NSA CONSIDERING CUTTING EDWARD SNOWDEN A DEAL FOR RETURN OF 1.5 MILLION DOCUMENTS YET TO BE LEAKED – In what appears to be an almost unheard of move the U.S Government and NSA might be prepared to grant Edward Snowden amnesty in exchange for 1.5 million classified documents that remain in his possession.
According to the newly appointed U.S official in charge of assessing the damage these documents pose to U.S national security, Richard Ledgett, amnesty could be granted providing Edward Snowden could give concrete assurances that the documents he possesses would be handed over and furthermore no further leaks occurred.
Mr. Ledgett, who is about to appear in an episode of 60 minutes and interviewed by John Miller, stated that this is a measure that could well be considered by the U.S Government to ensure the safety of the U.S and its intelligence sources around the world.
General Keith Alexander, the man in charge of the task-force investigating the leaked documents by Edward Snowden, and the man who appointed Richard Ledgett, is not fully convinced that Edward Snowden should be granted amnesty under any circumstances.
This is analogous to a hostage-taker taking 50 people hostage, shooting 10 and then say, “If you give me full amnesty, I’ll let the other 40 go.” What do you do? General Keith Alexander
Regardless of General Keith Alexander’s view Mr. Ledgett feels that such a move might in fact be in the best interest of the country and furthermore the U.S currently has little room to maneuver considering Edward Snowden still remains in Russia; his country of choice alone is causing great concern for the U.S authorities.
“I would need assurances that the remainder of the data could be secured, and my bar for those assurances would be very high. It would be more than just an assertion on his part.” Richard Ledgett
To date the NSA continues to change its operational systems and computer networks in order to prevent any reoccurrence of another possible Snowden event.
In an interview with Reuters, Mr. Ledgett openly acknowledged that the NSA had done a pretty poor job in its initial response to the documents leaked by Edward Snowden in which they show how the NSA is spying not only on other world Government leaders but also its own citizens.
There remains high public sentiment that more transparency should be afforded to the public and yet whilst the NSA agrees in part it also feels that too much information could put intelligence operations and lives at serious risk.
The argument remains that the fight on terror requires a high level of secrecy in order to prevent another attack such as 9/11, however, the effectiveness of such intelligence has been questioned after the Boston Marathon Bombings earlier this year.
The NSA has announced that it is taking no less than forty one specific technical measures in order to control and protect the data that it gathers for intelligence purposes. Furthermore it will employ more supervisors in order to increase oversight on those employed in the agency.

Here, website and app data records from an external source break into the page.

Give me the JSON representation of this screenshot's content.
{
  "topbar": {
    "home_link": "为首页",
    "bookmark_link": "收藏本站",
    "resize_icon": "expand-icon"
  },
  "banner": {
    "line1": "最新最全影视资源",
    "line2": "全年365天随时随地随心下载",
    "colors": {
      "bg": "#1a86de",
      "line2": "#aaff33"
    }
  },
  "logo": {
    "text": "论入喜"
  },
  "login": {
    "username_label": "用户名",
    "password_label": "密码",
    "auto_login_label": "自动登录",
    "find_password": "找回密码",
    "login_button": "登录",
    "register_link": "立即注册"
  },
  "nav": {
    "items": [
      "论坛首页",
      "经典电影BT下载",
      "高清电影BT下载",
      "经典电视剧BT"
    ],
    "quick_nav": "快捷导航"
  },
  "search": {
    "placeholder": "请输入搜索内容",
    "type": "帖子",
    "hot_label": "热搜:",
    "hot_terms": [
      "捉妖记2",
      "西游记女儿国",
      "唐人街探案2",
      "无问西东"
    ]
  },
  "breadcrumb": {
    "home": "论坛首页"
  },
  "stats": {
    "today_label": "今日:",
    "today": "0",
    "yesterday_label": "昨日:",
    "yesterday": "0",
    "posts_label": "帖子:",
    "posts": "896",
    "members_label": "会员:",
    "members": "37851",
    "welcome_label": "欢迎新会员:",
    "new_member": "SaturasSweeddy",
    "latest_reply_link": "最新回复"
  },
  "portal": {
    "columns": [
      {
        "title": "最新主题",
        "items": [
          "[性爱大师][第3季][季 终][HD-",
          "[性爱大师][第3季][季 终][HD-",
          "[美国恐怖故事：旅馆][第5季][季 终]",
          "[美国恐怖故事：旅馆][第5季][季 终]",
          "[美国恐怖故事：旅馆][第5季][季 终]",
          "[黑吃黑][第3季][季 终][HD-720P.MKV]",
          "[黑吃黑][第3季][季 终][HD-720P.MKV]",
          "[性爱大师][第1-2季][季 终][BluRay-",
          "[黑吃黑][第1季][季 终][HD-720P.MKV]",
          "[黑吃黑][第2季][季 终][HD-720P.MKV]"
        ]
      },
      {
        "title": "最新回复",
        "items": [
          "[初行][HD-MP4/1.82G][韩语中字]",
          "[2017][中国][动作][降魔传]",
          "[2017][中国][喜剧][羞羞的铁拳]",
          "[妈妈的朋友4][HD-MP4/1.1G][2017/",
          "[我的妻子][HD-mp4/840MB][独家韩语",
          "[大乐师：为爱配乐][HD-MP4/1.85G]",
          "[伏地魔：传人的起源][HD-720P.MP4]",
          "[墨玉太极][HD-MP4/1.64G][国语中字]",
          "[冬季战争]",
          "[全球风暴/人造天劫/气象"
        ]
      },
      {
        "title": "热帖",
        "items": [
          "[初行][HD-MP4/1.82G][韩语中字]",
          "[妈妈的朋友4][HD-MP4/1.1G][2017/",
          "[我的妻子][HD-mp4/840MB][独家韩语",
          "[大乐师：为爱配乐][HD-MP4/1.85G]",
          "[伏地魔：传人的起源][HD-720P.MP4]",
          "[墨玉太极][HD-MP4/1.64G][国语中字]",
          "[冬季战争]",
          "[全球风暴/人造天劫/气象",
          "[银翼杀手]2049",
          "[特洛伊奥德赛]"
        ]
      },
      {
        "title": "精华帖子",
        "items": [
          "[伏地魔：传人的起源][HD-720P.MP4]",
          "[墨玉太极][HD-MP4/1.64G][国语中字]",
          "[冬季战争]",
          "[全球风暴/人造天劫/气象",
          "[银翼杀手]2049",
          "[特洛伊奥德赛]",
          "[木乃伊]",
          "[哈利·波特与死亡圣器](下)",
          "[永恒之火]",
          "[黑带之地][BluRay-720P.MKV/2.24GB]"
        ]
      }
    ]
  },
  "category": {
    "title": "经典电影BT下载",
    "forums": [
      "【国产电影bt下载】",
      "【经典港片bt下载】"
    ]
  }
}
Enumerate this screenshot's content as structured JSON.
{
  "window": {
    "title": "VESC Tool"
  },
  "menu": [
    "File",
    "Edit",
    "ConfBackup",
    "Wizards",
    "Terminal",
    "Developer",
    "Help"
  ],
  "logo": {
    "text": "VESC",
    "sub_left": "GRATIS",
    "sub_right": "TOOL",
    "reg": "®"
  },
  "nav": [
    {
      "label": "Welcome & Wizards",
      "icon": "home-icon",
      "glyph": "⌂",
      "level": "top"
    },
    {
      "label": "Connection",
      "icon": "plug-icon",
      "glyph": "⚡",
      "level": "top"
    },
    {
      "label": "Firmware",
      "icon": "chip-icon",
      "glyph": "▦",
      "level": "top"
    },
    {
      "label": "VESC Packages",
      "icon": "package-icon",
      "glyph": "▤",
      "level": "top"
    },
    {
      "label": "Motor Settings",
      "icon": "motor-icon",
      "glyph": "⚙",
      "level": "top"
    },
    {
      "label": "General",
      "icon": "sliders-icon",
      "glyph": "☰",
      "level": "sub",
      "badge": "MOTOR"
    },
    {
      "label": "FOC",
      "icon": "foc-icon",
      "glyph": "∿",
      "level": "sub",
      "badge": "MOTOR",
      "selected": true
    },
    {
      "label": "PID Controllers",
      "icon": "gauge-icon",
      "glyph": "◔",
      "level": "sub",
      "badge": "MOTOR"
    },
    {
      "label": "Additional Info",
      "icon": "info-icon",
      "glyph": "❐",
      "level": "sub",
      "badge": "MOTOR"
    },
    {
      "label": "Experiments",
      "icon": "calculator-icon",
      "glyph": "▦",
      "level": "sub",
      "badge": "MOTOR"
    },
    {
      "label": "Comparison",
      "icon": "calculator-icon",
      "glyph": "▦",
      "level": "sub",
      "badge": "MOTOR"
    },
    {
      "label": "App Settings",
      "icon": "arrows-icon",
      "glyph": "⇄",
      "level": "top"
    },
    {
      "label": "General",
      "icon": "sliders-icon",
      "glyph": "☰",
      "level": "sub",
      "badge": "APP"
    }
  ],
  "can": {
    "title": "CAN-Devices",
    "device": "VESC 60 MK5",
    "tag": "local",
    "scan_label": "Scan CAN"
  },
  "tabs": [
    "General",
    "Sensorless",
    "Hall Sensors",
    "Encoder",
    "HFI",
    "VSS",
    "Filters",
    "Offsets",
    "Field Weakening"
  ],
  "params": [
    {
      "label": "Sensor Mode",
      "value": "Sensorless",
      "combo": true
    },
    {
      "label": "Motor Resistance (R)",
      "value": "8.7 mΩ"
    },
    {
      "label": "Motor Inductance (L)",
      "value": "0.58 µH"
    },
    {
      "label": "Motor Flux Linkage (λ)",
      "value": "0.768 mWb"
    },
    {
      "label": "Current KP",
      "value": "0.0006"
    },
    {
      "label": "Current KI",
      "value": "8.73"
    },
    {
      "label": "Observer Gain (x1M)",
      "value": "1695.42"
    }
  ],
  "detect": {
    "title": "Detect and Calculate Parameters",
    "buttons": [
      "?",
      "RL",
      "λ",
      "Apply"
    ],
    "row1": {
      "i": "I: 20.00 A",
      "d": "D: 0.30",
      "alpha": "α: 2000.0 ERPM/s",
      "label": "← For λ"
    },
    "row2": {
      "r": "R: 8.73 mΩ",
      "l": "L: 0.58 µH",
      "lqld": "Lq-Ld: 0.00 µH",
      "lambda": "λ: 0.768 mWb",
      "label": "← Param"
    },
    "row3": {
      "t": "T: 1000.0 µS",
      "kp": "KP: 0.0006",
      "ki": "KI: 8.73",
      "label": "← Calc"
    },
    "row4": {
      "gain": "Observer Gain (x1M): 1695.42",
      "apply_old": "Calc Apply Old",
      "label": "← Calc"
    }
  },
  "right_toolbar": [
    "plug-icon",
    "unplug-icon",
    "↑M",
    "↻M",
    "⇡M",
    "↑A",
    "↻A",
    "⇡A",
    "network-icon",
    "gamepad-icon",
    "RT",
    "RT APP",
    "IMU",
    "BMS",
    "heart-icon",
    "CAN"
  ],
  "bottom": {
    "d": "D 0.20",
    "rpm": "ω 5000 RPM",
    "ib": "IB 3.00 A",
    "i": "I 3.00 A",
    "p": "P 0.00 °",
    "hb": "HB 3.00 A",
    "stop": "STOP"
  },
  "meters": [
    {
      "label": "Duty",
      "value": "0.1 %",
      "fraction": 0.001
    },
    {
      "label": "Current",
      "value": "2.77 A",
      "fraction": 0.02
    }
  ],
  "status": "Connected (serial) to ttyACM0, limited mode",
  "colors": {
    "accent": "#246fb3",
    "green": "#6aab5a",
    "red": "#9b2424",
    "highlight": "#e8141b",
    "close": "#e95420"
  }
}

One of the new measures requires that two people are in control of all places where someone might have access to sensitive data and that the agency will also step up its screening process to ensure those who have access to data are not deemed a risk to national security.
With the revelations by Edward Snowden the NSA has certainly been subjected to high levels of scrutiny and admonishment; not just within Congress but from other Government’s around the world who have found that they too have been targets for NSA snooping.
Despite the NSA appearing desperate to give its side of the story the public remain highly suspicious of the NSA’s activities and feel that what is now transpiring is simply damage control to limit their embarrassment.
Many feel that the information leaked to date has yet to produce any evidence that national security has in fact been compromised but rather made the NSA out to look like a control freak whose remit is to spy on anyone in order to garner control.
Regardless to Reuters probing Mr. Ledgett for more information on the panels specific recommendations he declined to give such information but was willing to acknowledge that guidelines for the NSA’s collection of data needs more oversight and control; he refused to acknowledge or entertain the idea that maybe the NSA had overstepped its legitimate operating parameters by listening in and collecting data on people’s phone calls and messages.
Mr. Ledgett did admit that there are documents yet to be leaked that are giving him sleepless nights; he went on to state that these documents will reveal what we know and what we don’t know about certain international interests and that the documents are nothing short of a roadmap for our adversaries.
Whilst many in Government, including General Keith Alexander, may not like the idea of giving Edward Snowden amnesty for the return of the documents it might well transpire that they have little choice in the matter.
The question of whether Edward Snowden would accept such a deal remains unknown but in recent interviews he has stated that it was not inconceivable for the U.S Government to assassinate him and returning to the U.S would certainly expose him to the dangers he fears.